What is it in your life that you want to reap? What steps should you be taking to get your seed in the ground and to help it grow? It will take patience and hope while you water and work, but in the end you should have a reward for your labors.
I will provide an update on my project in time. All I have to do now is work.
Today was day 10 since I planted my seeds. Today began like every other day, with me checking the containers carefully at around 7 AM for any signs of life.
But then I checked again after lunch, and lo and behold I saw something, ever so slight, that is green. I surprised myself by how excited I got. Take a look:
So now, I wait again.
Don’t forget the update on 3/25/2014.
Today we are attending the college graduation of our niece, Amy, who crosses a threshold into the rest of her life. Any kind of graduation marks a potential turning-point for people. It is the completion of a defined phase of education or training that was begun because it held a certain promise of a better future.
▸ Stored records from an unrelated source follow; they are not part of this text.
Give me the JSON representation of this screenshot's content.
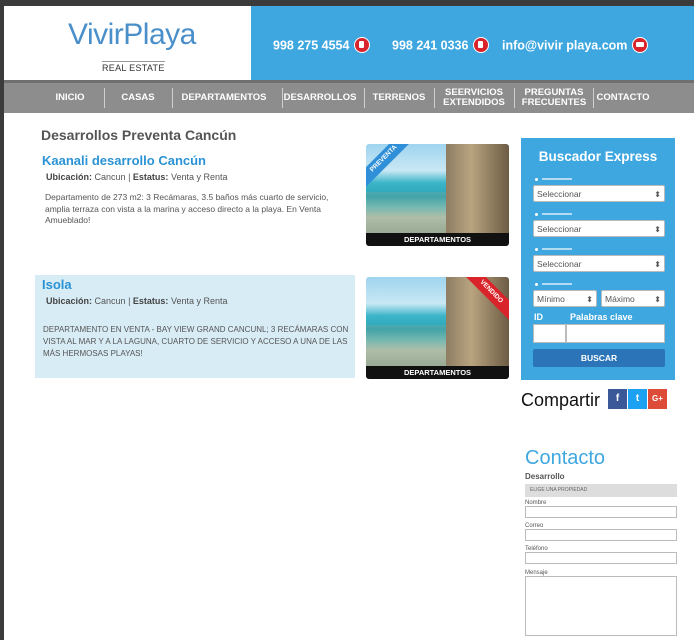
{
  "header": {
    "logo_main": "VivirPlaya",
    "logo_sub": "REAL ESTATE",
    "phone1": "998 275 4554",
    "phone2": "998 241 0336",
    "email": "info@vivir playa.com"
  },
  "nav": {
    "items": [
      "INICIO",
      "CASAS",
      "DEPARTAMENTOS",
      "DESARROLLOS",
      "TERRENOS",
      "SEERVICIOS EXTENDIDOS",
      "PREGUNTAS FRECUENTES",
      "CONTACTO"
    ]
  },
  "main": {
    "title": "Desarrollos Preventa Cancún",
    "properties": [
      {
        "title": "Kaanali desarrollo Cancún",
        "location_label": "Ubicación:",
        "location": "Cancun",
        "status_label": "Estatus:",
        "status": "Venta y Renta",
        "description": "Departamento de 273 m2: 3 Recámaras, 3.5 baños más cuarto de servicio, amplia terraza con vista a la marina y acceso directo a la playa. En Venta Amueblado!",
        "ribbon": "PREVENTA",
        "caption": "DEPARTAMENTOS"
      },
      {
        "title": "Isola",
        "location_label": "Ubicación:",
        "location": "Cancun",
        "status_label": "Estatus:",
        "status": "Venta y Renta",
        "description": "DEPARTAMENTO EN VENTA - BAY VIEW GRAND CANCUNL; 3 RECÁMARAS CON VISTA AL MAR Y A LA LAGUNA, CUARTO DE SERVICIO Y ACCESO A UNA DE LAS MÁS HERMOSAS PLAYAS!",
        "ribbon": "VENDIDO",
        "caption": "DEPARTAMENTOS"
      }
    ]
  },
  "buscador": {
    "title": "Buscador Express",
    "select1": "Seleccionar",
    "select2": "Seleccionar",
    "select3": "Seleccionar",
    "min": "Mínimo",
    "max": "Máximo",
    "id_label": "ID",
    "keywords_label": "Palabras clave",
    "search_button": "BUSCAR"
  },
  "share": {
    "label": "Compartir",
    "icons": [
      "facebook-icon",
      "twitter-icon",
      "google-plus-icon"
    ],
    "fb": "f",
    "tw": "t",
    "gp": "G+"
  },
  "contact_form": {
    "title": "Contacto",
    "desarrollo_label": "Desarrollo",
    "property_select": "ELIGE UNA PROPIEDAD",
    "name_label": "Nombre",
    "email_label": "Correo",
    "phone_label": "Teléfono",
    "message_label": "Mensaje"
  },
  "colors": {
    "accent_blue": "#3fa7e0",
    "nav_gray": "#8d8d8d",
    "red_icon": "#d8242a",
    "facebook": "#3b5998",
    "twitter": "#1da1f2",
    "google": "#dd4b39"
  }
}
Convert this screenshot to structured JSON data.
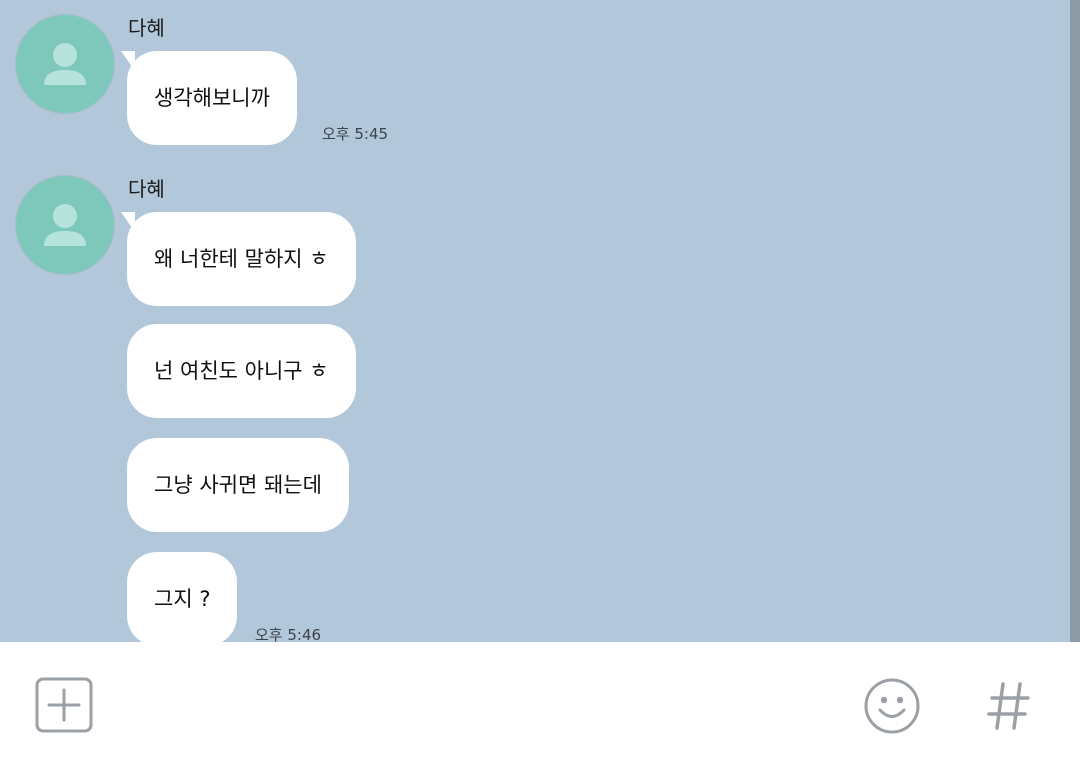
{
  "colors": {
    "chat_background": "#b2c7da",
    "bubble_background": "#ffffff",
    "avatar_background": "#7ec7bb",
    "avatar_figure": "#b6e3db",
    "input_bar_background": "#ffffff",
    "icon_gray": "#9aa0a6",
    "scrollbar": "#8e9aa6"
  },
  "messages": [
    {
      "sender": "다혜",
      "bubbles": [
        "생각해보니까"
      ],
      "time": "오후 5:45"
    },
    {
      "sender": "다혜",
      "bubbles": [
        "왜 너한테 말하지 ㅎ",
        "넌 여친도 아니구 ㅎ",
        "그냥 사귀면 돼는데",
        "그지 ?"
      ],
      "time": "오후 5:46"
    }
  ],
  "input_bar": {
    "add_icon": "plus-square-icon",
    "emoji_icon": "smiley-icon",
    "hashtag_icon": "hashtag-icon"
  }
}
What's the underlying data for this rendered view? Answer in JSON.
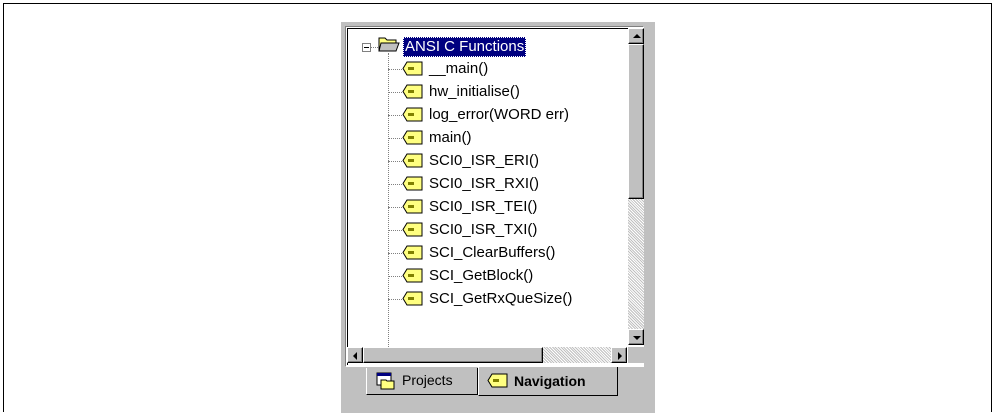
{
  "tree": {
    "root": {
      "label": "ANSI C Functions",
      "icon": "folder-icon"
    },
    "items": [
      "__main()",
      "hw_initialise()",
      "log_error(WORD err)",
      "main()",
      "SCI0_ISR_ERI()",
      "SCI0_ISR_RXI()",
      "SCI0_ISR_TEI()",
      "SCI0_ISR_TXI()",
      "SCI_ClearBuffers()",
      "SCI_GetBlock()",
      "SCI_GetRxQueSize()"
    ],
    "item_icon": "function-tag-icon"
  },
  "tabs": [
    {
      "label": "Projects",
      "icon": "projects-icon",
      "active": false
    },
    {
      "label": "Navigation",
      "icon": "function-tag-icon",
      "active": true
    }
  ],
  "colors": {
    "selection": "#000080",
    "panel": "#c0c0c0",
    "tag": "#ffff80"
  }
}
As these graduates today listen to the commencement address and walk across the stage to get their diplomas, they will be reflecting on the hard work of the past four years and thinking about the future. Some of them already have jobs lined up, while others see little hope for a good job. Regardless of where they find themselves in the job market, they are all in need of a plan – a strategy. They need a narrative for the future. Hopefully they will not view today as the end of education, but rather as the beginning of their life-long commitment to learning and improvement. All of us need such a plan, whether we went to college or not.
It is my hope that Amy and her fellow graduates will design a powerful narrative for their futures, a Forward Story, to help guide the paths they take and to fulfill their highest and best ambitions.
Matt, “you got next.”